Grasp Onto a Plan

Why grasp and not make a plan instead, you might be wondering? A lot of people make an attempt to concoct the most brilliant of budgeting plans, but after a few days or weeks tops, they end up brushing off the plan in exchange for a responsibility-free way of handling finances. Grasp onto any financial plan you can. List expenses and income on a piece of scratch paper. It doesn’t have to be a journal or book solely dedicated for budgeting.

Set Up Automatic Transactions

Whether it’s monthly electricity payments or working off an outstanding balance, set up accounts to automate transactions on a monthly basis. This will free up time and effort, allowing you to focus on more important itineraries. It also avoids any payment delays and penalty fees charged to your accounts. If you can, set up these payments to pay more than only the interest on your balance each month. Paying only interest is like throwing money away, it doesn’t reduce your debt or help you reach your goals.

Look in Between the Cushions

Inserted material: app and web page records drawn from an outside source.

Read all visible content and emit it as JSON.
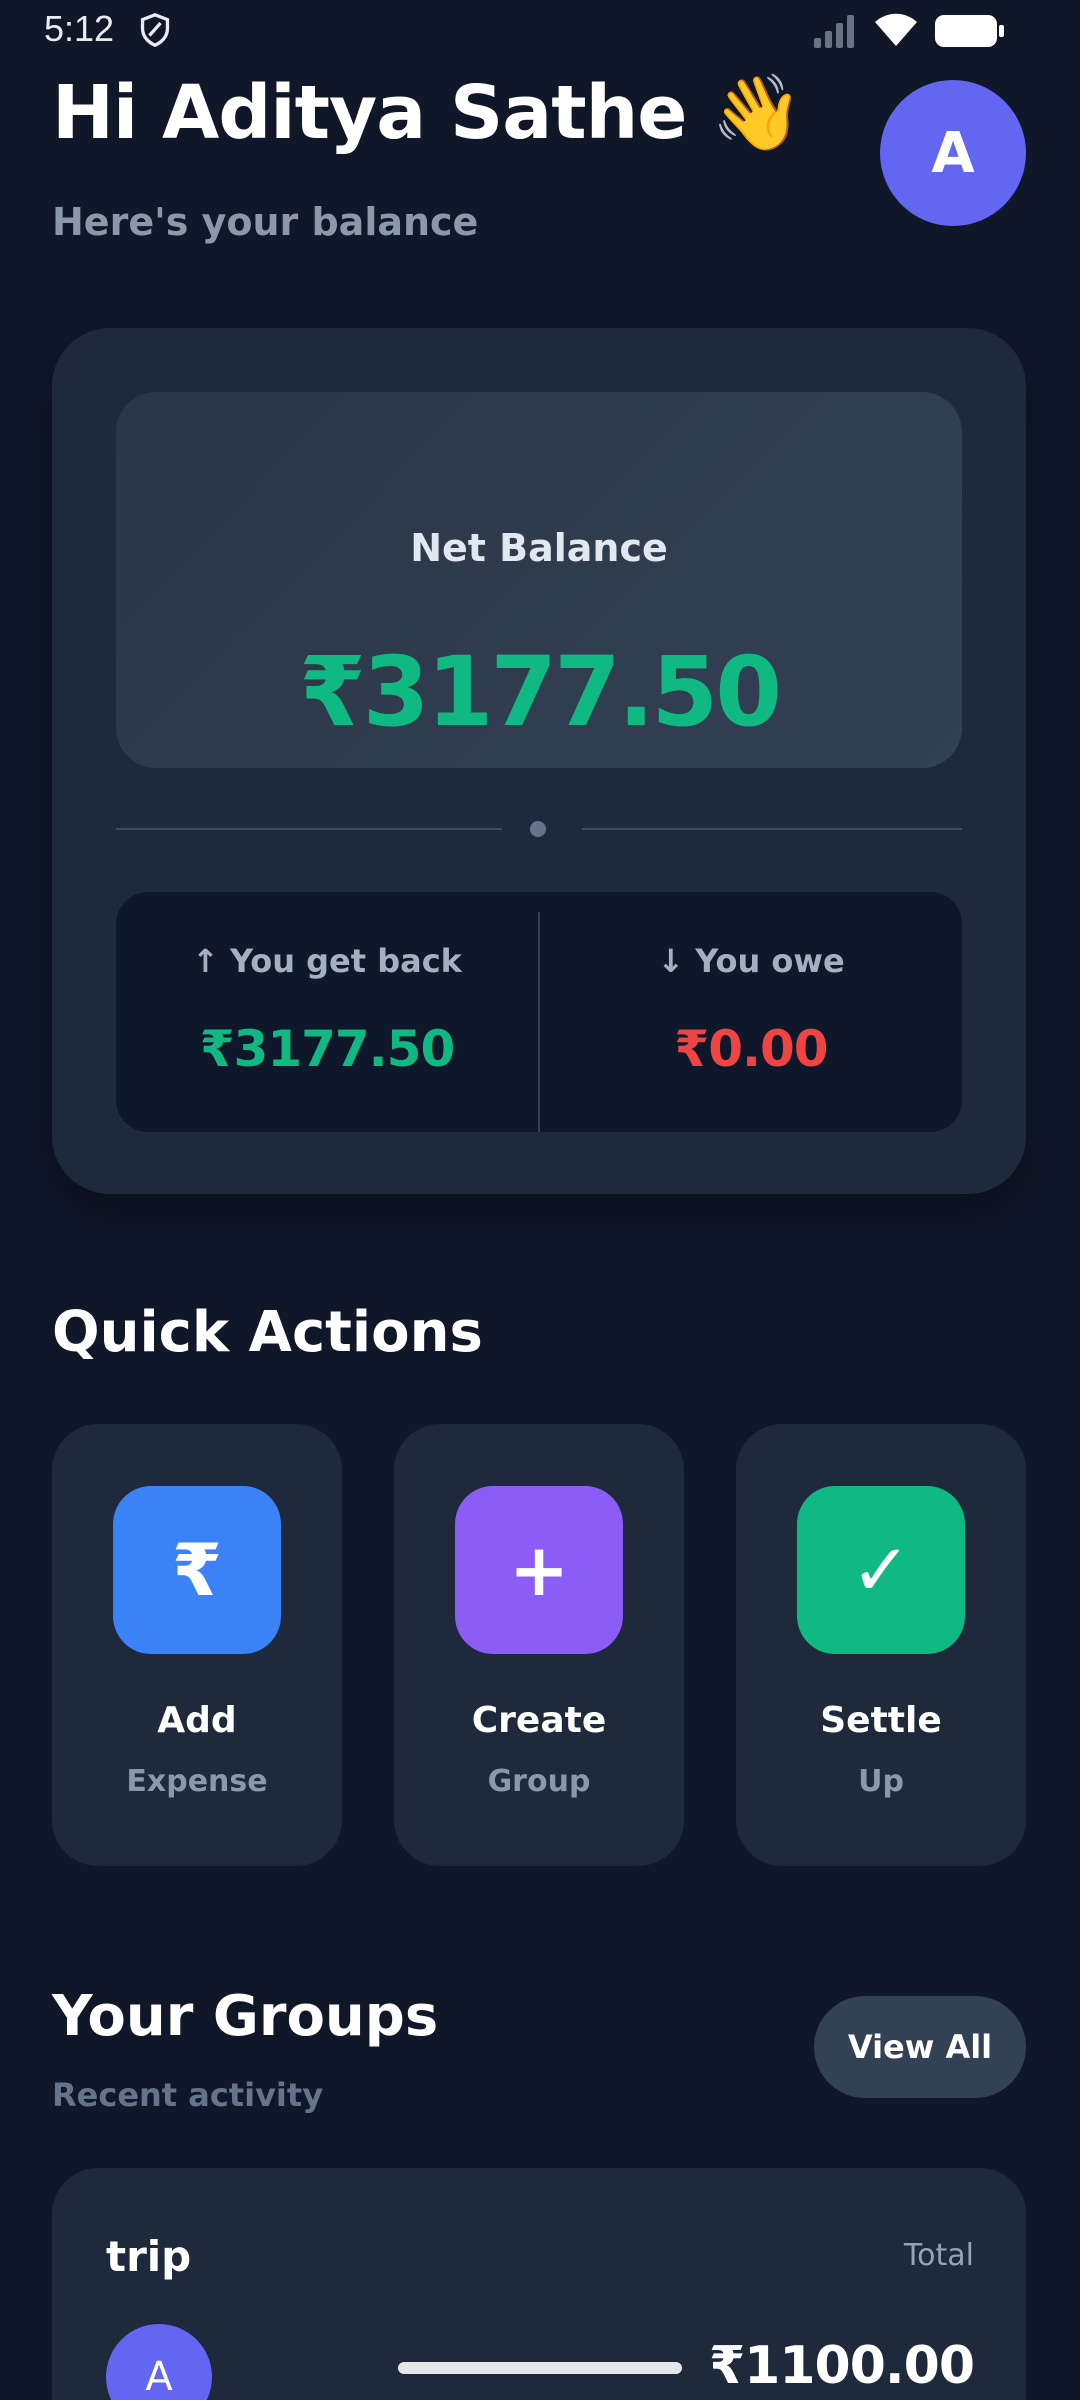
{
  "status_bar": {
    "time": "5:12"
  },
  "header": {
    "greeting": "Hi Aditya Sathe 👋",
    "subtitle": "Here's your balance",
    "avatar_initial": "A"
  },
  "balance": {
    "net_label": "Net Balance",
    "net_amount": "₹3177.50",
    "get_back_label": "↑ You get back",
    "get_back_amount": "₹3177.50",
    "owe_label": "↓ You owe",
    "owe_amount": "₹0.00"
  },
  "quick_actions": {
    "title": "Quick Actions",
    "items": [
      {
        "icon": "₹",
        "icon_name": "rupee-icon",
        "label": "Add",
        "sub": "Expense",
        "color": "#3b82f6"
      },
      {
        "icon": "+",
        "icon_name": "plus-icon",
        "label": "Create",
        "sub": "Group",
        "color": "#8b5cf6"
      },
      {
        "icon": "✓",
        "icon_name": "check-icon",
        "label": "Settle",
        "sub": "Up",
        "color": "#10b981"
      }
    ]
  },
  "groups": {
    "title": "Your Groups",
    "subtitle": "Recent activity",
    "view_all_label": "View All",
    "items": [
      {
        "name": "trip",
        "total_label": "Total",
        "avatar_initial": "A",
        "total": "₹1100.00"
      }
    ]
  },
  "colors": {
    "background": "#101729",
    "card": "#1e293b",
    "accent_positive": "#10b981",
    "accent_negative": "#ef4444",
    "avatar": "#6366f1"
  }
}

Literally, there can be extra cash lying around the house. Aside from loose change and dollar bills, you might also find items of some value, such as an outdated wristwatch, power tools you don’t need anymore, and memorabilia that has lost its sentimental touch. You can bring it to your local scrapyard to exchange for some money. Some places, like U Pull & Pay, will even take whole cars for their parts.

Have a Savings Buddy

If you’re doing some budgeting for a family, your spouse will likely be the best savings buddy. For individuals, a trusted friend is ideal. A savings buddy will help you stay motivated and on track to accomplish your financial goals. They will also help you avoid the temptations of impulse purchases by reminding you whenever you feel the urge to do something detrimental with the money. They will check in with you from time to time to see if you’re meeting your finance goals. A good savings buddy will be someone you can call before you make an impulse purchase, and they’ll be able to talk you down from it as well.

Invest Savings

Being frugal is not enough. You’ll need to grow your savings if you want to have a shot at retiring before 65. Invest in high-yield, low-risk assets including stocks, bonds, and real estate. Putting the money you have lying around into an investment account protects it from yourself. Locking your money away can remove the temptation to use it, making sure that it’s always working for you and appreciating in value. Don’t buy into “beat the market” hype. While a few individuals may be able to have a return on their investment higher than the market itself, most people, even professional account managers, are unable to do so. Some economists have even shown that a portfolio of randomly picked stocks perform almost identically to a portfolio chosen by market analysts and professionals. If you want to be frugal, don’t pay someone to manage your portfolio. There you have it—five easy but powerful ways to save money in today’s economically challenging climate. To maximize savings, don’t limit yourself to these five tips. Explore other options for making or saving cash.